ACTION ITEM: All lines holding the word "function" are to be copied from the records beneath.

DATA FOR THE TASK:
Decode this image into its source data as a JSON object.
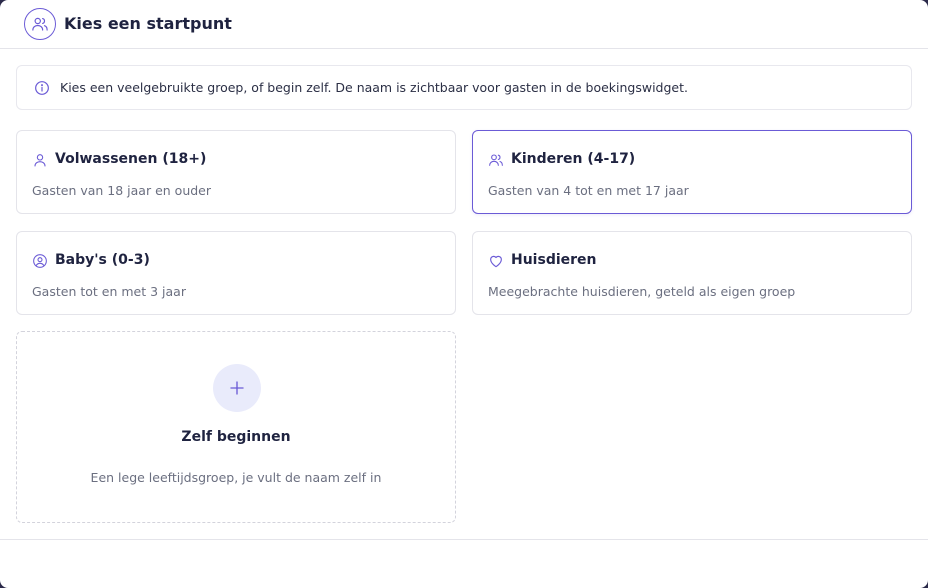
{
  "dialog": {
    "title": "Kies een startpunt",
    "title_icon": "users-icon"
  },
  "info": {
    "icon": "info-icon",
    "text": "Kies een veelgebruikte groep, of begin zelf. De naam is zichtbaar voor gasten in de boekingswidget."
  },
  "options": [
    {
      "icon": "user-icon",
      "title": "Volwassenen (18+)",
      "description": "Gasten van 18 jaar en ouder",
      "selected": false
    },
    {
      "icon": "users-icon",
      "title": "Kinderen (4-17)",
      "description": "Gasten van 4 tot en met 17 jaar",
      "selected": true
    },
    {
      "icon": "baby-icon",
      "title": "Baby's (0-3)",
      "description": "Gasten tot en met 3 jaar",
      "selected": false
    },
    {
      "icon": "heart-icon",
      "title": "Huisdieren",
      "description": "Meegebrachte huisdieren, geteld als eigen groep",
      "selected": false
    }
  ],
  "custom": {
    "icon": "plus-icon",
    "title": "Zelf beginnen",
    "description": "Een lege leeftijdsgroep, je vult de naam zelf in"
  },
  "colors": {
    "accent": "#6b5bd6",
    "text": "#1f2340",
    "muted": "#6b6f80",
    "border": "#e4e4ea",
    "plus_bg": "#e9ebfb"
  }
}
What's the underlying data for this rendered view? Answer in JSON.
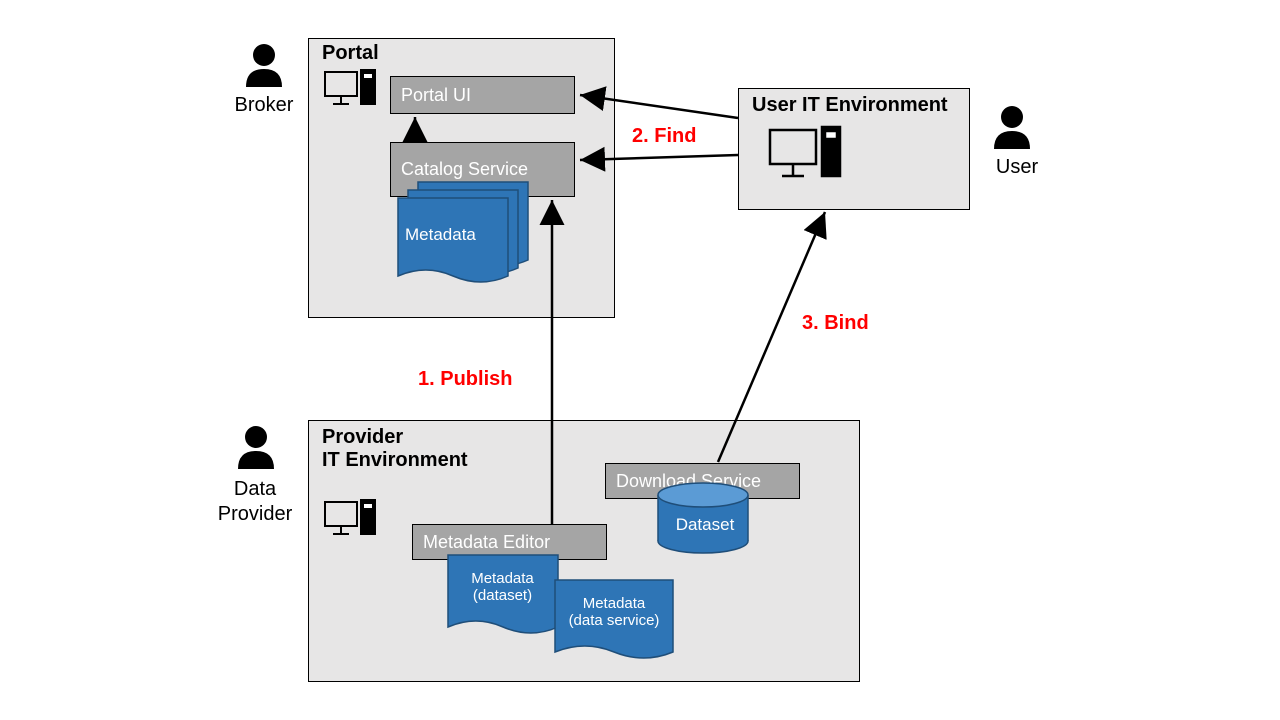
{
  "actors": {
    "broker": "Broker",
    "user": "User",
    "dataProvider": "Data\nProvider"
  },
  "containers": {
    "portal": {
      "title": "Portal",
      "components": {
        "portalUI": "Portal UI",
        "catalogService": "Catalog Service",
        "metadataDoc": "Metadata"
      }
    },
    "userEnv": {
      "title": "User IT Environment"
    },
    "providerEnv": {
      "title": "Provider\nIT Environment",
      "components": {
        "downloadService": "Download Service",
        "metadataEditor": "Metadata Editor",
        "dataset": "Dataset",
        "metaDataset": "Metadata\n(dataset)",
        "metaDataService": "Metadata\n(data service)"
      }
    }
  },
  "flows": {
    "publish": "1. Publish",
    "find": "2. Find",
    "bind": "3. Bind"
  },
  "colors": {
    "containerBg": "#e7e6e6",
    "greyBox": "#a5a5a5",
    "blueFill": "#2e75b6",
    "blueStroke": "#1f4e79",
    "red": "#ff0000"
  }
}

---

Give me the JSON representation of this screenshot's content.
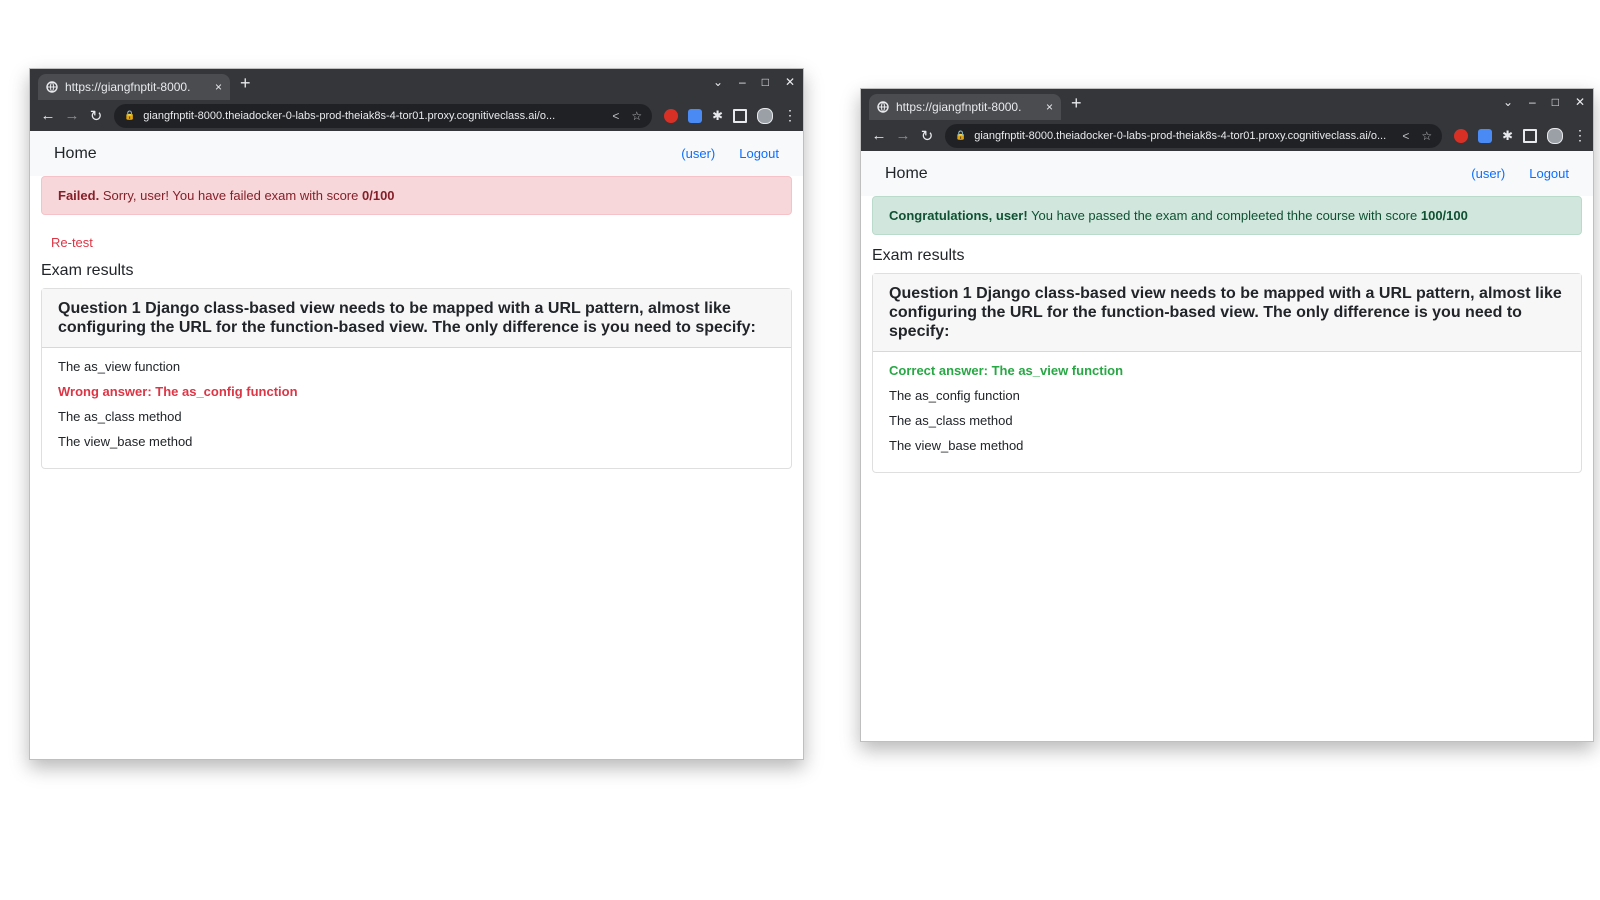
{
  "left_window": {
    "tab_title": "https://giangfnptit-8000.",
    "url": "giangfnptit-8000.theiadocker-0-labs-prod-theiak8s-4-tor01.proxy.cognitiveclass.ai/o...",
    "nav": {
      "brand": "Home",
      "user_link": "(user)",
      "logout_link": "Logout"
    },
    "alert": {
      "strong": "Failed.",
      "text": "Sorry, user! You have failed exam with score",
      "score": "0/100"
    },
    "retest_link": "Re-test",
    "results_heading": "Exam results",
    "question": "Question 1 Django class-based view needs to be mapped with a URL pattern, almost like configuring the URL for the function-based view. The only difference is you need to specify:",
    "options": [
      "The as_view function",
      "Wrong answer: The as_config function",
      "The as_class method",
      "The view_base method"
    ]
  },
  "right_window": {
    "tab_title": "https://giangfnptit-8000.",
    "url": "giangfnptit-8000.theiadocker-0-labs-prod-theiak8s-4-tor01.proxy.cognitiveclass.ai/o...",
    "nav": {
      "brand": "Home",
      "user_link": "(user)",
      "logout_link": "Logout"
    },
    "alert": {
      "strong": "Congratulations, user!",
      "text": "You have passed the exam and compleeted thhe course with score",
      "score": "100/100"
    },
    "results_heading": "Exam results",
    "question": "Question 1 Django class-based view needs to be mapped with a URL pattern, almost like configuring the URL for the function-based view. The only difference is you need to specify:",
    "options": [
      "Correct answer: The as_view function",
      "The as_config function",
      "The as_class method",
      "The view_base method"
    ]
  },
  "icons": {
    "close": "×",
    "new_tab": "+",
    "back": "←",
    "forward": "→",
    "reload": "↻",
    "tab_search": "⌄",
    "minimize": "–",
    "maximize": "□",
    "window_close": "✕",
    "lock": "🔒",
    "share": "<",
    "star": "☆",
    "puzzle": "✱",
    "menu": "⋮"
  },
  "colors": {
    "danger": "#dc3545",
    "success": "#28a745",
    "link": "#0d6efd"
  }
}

EXPECTED ANSWER:
    "question": "Question 1 Django class-based view needs to be mapped with a URL pattern, almost like configuring the URL for the function-based view. The only difference is you need to specify:",
      "The as_view function",
      "Wrong answer: The as_config function",
    "question": "Question 1 Django class-based view needs to be mapped with a URL pattern, almost like configuring the URL for the function-based view. The only difference is you need to specify:",
      "Correct answer: The as_view function",
      "The as_config function",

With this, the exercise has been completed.